Whenever I push it, my knees complain one way or the other. I saw a physical therapist way back when to get diagnosed. Turns out, I'm slightly knock-kneed and have weak hip abductors. This time around, my left knee is showing all the signs and symptoms of IT band syndrome.
However, when inflamed, the iliotibial band does not glide easily, and pain associated with movement is the result. "
"What Are the Symptoms of Iliotibial Band Syndrome and How Is It Diagnosed? A person with this syndrome feels an ache or burning sensation at the side of the knee during activity. Pain may be localized at the side of the knee or radiate up the side of the thigh. A person may also feel a snap when the knee is bent and then straightened. Swelling is usually absent and knee motion is normal."

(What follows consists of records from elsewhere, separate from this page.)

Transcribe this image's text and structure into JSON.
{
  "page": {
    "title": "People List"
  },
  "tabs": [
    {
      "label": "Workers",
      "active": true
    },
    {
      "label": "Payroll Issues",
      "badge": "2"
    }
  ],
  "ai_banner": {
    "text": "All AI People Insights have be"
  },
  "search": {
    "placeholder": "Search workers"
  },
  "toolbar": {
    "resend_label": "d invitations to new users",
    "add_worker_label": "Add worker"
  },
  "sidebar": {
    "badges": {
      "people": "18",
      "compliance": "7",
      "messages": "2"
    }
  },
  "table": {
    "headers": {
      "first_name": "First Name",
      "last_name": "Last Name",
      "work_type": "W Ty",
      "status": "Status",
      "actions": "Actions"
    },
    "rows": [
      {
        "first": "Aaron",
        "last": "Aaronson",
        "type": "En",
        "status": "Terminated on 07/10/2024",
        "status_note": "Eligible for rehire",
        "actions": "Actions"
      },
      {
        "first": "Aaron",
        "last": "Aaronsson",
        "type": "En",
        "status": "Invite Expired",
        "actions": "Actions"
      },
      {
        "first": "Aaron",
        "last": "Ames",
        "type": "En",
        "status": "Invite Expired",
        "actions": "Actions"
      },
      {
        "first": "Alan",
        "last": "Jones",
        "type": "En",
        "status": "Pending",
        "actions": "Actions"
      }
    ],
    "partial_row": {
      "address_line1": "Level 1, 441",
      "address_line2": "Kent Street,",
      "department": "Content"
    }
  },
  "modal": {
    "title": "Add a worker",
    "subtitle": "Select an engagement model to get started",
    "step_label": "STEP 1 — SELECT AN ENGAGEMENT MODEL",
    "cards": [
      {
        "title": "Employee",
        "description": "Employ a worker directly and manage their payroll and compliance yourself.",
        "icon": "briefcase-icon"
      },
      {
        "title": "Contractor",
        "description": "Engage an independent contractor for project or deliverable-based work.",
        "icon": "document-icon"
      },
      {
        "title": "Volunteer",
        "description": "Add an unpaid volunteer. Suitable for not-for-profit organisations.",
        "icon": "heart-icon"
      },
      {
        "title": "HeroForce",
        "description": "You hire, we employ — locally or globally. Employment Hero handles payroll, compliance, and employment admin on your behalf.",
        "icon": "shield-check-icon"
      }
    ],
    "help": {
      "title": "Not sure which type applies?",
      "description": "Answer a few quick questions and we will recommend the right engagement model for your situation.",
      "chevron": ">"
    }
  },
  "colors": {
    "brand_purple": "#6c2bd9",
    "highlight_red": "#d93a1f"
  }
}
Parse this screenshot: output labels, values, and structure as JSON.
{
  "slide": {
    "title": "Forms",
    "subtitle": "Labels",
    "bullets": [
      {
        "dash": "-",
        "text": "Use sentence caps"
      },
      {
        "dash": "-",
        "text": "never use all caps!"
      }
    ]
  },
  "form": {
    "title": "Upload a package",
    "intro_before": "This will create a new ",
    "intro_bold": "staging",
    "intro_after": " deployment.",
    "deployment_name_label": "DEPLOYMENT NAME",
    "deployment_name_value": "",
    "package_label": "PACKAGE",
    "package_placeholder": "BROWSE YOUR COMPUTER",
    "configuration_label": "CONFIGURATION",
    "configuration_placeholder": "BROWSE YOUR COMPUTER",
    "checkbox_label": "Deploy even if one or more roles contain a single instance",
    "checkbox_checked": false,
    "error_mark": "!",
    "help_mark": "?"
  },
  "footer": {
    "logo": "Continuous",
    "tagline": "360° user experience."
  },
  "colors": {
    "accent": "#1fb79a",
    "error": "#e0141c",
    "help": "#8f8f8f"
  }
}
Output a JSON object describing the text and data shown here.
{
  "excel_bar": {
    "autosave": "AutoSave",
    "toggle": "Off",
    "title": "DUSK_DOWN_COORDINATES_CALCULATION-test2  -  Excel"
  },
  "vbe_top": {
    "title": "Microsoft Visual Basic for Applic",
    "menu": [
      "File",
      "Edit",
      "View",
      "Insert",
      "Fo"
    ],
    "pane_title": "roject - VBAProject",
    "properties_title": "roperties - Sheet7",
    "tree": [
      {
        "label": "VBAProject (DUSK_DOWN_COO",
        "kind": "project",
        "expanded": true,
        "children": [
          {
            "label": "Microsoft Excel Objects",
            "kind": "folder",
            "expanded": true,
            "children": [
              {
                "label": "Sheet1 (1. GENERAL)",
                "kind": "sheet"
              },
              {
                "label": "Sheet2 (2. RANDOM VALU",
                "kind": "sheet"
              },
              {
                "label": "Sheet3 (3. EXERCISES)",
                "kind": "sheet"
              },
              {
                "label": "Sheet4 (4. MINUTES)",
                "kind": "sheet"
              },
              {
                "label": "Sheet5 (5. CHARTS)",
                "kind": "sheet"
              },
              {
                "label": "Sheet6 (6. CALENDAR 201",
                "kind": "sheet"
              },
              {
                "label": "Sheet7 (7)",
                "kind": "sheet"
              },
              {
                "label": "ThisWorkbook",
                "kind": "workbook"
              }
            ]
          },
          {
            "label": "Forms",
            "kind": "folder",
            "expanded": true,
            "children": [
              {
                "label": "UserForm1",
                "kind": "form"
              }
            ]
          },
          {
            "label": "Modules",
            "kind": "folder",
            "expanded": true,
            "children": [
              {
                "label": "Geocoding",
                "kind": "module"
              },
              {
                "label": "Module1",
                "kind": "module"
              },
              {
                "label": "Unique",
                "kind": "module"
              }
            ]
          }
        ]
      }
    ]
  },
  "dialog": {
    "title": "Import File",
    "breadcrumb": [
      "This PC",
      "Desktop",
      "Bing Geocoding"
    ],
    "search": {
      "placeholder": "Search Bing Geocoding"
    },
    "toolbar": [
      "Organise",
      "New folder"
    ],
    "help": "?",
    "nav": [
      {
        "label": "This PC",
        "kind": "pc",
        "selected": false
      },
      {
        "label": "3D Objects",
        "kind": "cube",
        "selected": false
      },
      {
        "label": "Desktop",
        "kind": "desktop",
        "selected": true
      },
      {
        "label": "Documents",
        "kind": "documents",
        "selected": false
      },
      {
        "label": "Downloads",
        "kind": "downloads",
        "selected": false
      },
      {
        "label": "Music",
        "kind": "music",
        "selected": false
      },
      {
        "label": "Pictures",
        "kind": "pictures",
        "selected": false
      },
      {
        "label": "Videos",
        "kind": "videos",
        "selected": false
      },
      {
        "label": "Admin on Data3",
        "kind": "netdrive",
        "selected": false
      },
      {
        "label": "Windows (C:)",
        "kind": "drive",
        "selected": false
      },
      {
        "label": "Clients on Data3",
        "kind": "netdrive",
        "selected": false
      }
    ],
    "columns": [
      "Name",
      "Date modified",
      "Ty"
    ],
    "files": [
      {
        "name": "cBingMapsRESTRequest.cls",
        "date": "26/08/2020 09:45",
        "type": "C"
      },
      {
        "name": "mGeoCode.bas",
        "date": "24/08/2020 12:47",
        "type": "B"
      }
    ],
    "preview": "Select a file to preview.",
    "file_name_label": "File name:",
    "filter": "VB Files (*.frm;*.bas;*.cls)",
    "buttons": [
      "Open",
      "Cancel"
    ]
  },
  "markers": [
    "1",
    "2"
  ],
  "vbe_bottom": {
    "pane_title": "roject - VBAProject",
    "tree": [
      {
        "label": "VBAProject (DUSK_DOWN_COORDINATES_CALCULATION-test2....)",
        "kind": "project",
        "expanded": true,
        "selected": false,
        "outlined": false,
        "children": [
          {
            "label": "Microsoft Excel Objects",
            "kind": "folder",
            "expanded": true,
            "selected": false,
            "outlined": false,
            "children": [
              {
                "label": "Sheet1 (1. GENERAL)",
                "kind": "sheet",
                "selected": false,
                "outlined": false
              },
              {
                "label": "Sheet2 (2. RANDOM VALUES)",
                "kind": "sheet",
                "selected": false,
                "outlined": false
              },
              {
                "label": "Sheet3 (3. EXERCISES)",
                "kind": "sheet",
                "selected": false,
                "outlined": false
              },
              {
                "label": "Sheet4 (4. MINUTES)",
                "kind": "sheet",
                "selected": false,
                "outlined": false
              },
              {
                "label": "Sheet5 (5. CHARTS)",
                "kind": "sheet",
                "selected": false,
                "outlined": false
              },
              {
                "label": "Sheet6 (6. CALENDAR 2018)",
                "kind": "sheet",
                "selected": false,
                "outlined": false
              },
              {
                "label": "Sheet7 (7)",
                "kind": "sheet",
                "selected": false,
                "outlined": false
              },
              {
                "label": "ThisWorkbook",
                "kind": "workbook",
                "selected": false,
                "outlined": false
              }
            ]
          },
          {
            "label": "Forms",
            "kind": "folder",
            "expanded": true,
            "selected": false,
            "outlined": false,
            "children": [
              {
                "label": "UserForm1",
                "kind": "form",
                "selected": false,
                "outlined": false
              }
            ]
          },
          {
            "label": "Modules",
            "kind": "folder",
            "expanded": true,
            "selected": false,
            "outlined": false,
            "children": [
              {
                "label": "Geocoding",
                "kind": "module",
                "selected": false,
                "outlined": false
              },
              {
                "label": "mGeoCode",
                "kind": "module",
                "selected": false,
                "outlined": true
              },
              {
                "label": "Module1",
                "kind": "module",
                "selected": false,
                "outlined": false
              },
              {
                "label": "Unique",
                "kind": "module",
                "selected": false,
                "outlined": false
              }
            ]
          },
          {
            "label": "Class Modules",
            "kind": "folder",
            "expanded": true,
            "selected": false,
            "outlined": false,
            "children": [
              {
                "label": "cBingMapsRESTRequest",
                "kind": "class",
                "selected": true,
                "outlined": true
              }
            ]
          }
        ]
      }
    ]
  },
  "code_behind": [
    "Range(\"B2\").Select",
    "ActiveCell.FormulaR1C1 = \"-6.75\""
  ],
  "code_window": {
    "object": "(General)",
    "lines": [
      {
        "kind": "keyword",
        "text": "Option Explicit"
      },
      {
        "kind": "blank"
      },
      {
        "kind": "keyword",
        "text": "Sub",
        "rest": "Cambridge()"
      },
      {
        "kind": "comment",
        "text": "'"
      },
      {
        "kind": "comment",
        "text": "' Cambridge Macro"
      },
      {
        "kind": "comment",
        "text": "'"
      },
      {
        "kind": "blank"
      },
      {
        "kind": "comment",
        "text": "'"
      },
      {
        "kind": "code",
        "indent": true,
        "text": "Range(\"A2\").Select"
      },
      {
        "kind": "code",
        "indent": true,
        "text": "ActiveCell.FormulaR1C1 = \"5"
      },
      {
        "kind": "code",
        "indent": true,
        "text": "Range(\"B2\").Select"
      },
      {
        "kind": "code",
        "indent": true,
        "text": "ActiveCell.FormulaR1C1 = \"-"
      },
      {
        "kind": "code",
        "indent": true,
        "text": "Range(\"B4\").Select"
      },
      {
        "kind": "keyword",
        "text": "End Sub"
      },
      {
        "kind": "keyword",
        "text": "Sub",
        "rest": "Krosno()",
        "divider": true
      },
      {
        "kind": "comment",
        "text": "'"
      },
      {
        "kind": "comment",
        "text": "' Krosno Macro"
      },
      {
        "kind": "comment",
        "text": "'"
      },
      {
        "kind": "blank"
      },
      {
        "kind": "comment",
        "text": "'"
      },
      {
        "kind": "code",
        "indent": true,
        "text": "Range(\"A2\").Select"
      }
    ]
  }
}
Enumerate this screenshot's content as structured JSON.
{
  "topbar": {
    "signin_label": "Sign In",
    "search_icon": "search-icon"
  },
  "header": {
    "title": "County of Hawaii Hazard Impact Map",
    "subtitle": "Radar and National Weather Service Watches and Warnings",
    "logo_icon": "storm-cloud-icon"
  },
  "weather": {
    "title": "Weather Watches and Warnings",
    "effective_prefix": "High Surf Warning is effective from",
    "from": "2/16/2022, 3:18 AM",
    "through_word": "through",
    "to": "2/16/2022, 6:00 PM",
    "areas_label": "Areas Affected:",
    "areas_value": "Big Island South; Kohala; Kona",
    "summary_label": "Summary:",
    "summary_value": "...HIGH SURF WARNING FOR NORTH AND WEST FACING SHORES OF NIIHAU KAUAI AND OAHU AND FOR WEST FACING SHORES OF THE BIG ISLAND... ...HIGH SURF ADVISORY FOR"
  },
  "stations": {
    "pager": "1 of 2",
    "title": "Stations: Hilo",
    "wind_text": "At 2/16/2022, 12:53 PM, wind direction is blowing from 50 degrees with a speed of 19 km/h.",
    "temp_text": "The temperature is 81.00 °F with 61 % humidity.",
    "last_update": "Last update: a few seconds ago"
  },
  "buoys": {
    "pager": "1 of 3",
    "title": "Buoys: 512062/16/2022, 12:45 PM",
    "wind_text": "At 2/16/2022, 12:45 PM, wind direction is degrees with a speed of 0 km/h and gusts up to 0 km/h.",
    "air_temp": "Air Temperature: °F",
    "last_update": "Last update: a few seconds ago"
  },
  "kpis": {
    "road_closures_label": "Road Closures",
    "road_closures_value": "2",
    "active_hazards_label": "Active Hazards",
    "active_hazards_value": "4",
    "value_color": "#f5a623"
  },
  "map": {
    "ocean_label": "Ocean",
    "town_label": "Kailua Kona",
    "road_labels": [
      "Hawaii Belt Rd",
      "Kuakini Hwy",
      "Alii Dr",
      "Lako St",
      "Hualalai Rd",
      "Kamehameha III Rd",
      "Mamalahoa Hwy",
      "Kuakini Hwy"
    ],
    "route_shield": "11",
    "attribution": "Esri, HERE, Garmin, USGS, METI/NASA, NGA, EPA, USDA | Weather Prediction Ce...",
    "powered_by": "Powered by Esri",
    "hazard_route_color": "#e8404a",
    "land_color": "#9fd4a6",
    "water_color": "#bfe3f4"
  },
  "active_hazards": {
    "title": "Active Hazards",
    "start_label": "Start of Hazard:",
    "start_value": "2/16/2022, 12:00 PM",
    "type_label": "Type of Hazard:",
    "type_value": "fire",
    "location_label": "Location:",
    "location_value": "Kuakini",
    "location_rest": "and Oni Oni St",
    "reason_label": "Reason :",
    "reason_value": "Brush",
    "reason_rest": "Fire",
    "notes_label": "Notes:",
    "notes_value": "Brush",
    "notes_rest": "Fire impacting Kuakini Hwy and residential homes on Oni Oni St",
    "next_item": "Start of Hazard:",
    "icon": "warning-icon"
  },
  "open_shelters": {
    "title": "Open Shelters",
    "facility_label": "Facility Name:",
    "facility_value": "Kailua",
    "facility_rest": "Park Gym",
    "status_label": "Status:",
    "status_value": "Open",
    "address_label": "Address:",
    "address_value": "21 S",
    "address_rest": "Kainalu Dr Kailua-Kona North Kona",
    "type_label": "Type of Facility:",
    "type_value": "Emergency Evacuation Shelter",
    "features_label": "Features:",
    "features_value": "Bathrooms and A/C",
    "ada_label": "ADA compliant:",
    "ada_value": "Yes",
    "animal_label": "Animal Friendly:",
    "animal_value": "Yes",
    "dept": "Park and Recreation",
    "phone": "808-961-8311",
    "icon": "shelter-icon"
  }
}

"Causes: Anything that causes the leg to bend inwards, stretching the ITB against the femur overpronation (feet rotate too far inward on impact) tightness of the ITB muscle lack of stretching of the ITB incorrect or worn shoes excessive hill running (especially downhills) and running on cambered surfaces overtraining." from http://www.time-to-run.com/injuries/thebig5/itb.htm
- IT band runs from hip to knee joint along outer thigh.
- Pain often occurs on outside of knee. It can also occur in the outer hip. Guess what? This is exactly what's happening with me! In addition, pain can be sharp (um, me), and is worse going downhill (me again).
- Causes--think biomechanics here. Wide hips or narrow knees (common in women) are often the cause. Weak quads, tight hamstrings, or weak abductors (outer hip muscles) vs. strong adductors (inner thighs) are also contributers.
And the big question? How to fix it!
- After controlling the initial injury (RICE--rest, ice, compression, and elevation...as well as good ole' Advil), I am trying to get the injury to heal and prevent it from coming back.
- Rest--Unfortunately, it takes time to heal. After a serious strain, it can a minimum of 6 weeks for the tissue to heal. It's important not to push through the pain. Every time I do, I reinjure the tissue and have to start all over. Right now, I'm laying off the running, which is the cause of the pain.
- Test the waters...after the first week, I felt well enough to try and run on the treadmill every so often (2x/week) to reassess. The treadmill offers cushioning the outside road cannot. I can also control the incline and the speed. The second it begins to hurt, I can stop, and I don't have to walk all the way home. Plus, it allows me to see how I'm doing. For instance, last week I couldn't run 5 minutes without it hurting. This week, I can go about 15-20 minutes.
- Cross-train. Perfect for us triathletes. While letting it heal, use it as an opportunity to train your limiters. We never have enough time to train. I'm using this opportunity to log more miles on the trainer and spend more time on swimming. These things don't hurt so I'm cleared for these activities.
- Make sure you have the right running shoe. See a running specialist, physical therapist, orthopedist, or all of the above. Do you pronate? Need orthotics? In my case, I caused the injury by running on concrete in the wrong shoes. Plus, I went too far, too fast. Sigh.
- Find the root of the problem. I saw a great physical therapist who specialized in running injuries back in St. Louis over a year ago when I first encountered my "knee" problem. Now, I know my biomechanics (weak abductors and tight hamstrings).
- Train accordingly. Watch your form when you run and try to engage your glutes and abductors more. Hit the weight room. Well, I'll have to wait and heal first. I really need to strengthen my quads and outer hips. However, I can't do lunges, squats, or leg extensions right now b/c it puts excessive strain on my knee. However, my outer hips and glutes have no excuse. In addition, b/c my hamstrings are tight, and my adductors are dominant, I never, never do strengthening exercises for these muscles.
- Stretch. Focus on IT band and hamstring stretches especially.
- See a massage therapist for a deep tissue massage. Ouch in a good way.
- When it heals, increase training slowly and back off when it begins to hurt, before injuring it.
Unfortunately, I'll always have to watch my knees and hips. However, it's a good indicator. If I'm pushing it too hard, my knees are the first to let me know I need to back off. Plus, I can use the down-time to catch up on other things with life and train in other areas that need it (e.g. swimming!).